* _About this task_
Work out how many lines in the data below contain the string "palette", and reply with that figure alone.
··········
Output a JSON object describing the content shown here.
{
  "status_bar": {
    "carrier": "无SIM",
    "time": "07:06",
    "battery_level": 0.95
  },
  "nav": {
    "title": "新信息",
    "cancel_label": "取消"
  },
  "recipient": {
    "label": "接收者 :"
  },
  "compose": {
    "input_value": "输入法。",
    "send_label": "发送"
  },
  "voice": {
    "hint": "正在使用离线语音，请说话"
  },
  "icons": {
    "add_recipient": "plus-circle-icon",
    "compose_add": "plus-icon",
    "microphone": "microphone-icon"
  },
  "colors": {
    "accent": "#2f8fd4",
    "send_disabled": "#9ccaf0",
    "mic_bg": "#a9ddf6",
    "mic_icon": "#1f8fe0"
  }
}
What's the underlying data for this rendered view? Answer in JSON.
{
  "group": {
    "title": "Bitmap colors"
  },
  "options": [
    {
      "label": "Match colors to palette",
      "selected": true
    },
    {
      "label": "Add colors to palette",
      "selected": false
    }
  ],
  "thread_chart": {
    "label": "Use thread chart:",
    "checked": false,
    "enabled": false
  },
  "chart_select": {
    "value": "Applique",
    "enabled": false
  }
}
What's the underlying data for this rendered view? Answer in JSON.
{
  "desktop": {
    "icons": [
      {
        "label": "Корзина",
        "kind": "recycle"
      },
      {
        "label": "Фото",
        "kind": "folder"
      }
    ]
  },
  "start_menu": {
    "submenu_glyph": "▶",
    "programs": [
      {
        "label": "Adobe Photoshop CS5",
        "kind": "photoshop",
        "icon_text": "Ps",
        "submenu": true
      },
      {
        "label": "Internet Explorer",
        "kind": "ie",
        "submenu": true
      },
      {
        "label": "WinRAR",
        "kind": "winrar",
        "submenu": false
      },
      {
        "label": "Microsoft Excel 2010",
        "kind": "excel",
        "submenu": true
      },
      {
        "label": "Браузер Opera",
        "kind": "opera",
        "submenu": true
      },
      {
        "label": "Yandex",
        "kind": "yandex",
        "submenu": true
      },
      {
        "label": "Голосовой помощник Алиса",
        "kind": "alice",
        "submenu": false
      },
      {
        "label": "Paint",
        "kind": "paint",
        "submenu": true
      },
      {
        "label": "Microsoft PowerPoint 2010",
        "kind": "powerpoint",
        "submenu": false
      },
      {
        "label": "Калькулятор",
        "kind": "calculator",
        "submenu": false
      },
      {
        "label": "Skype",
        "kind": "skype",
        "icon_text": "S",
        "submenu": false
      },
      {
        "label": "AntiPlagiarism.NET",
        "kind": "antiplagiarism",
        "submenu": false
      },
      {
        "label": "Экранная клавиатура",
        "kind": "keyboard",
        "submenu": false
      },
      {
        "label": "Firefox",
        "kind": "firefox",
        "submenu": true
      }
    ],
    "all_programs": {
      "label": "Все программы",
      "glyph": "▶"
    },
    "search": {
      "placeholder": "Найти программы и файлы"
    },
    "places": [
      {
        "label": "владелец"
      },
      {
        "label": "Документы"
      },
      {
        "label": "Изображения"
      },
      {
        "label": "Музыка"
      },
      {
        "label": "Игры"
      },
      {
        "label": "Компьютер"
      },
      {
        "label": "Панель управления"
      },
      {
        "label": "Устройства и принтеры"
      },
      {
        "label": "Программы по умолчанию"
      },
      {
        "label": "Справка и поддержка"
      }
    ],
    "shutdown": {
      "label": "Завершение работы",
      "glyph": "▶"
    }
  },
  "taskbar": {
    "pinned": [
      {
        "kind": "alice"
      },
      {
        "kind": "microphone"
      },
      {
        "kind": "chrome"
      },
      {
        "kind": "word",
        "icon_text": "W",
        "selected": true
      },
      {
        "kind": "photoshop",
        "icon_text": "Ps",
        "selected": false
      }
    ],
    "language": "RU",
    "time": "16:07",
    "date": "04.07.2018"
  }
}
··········
* _Worked solution_
2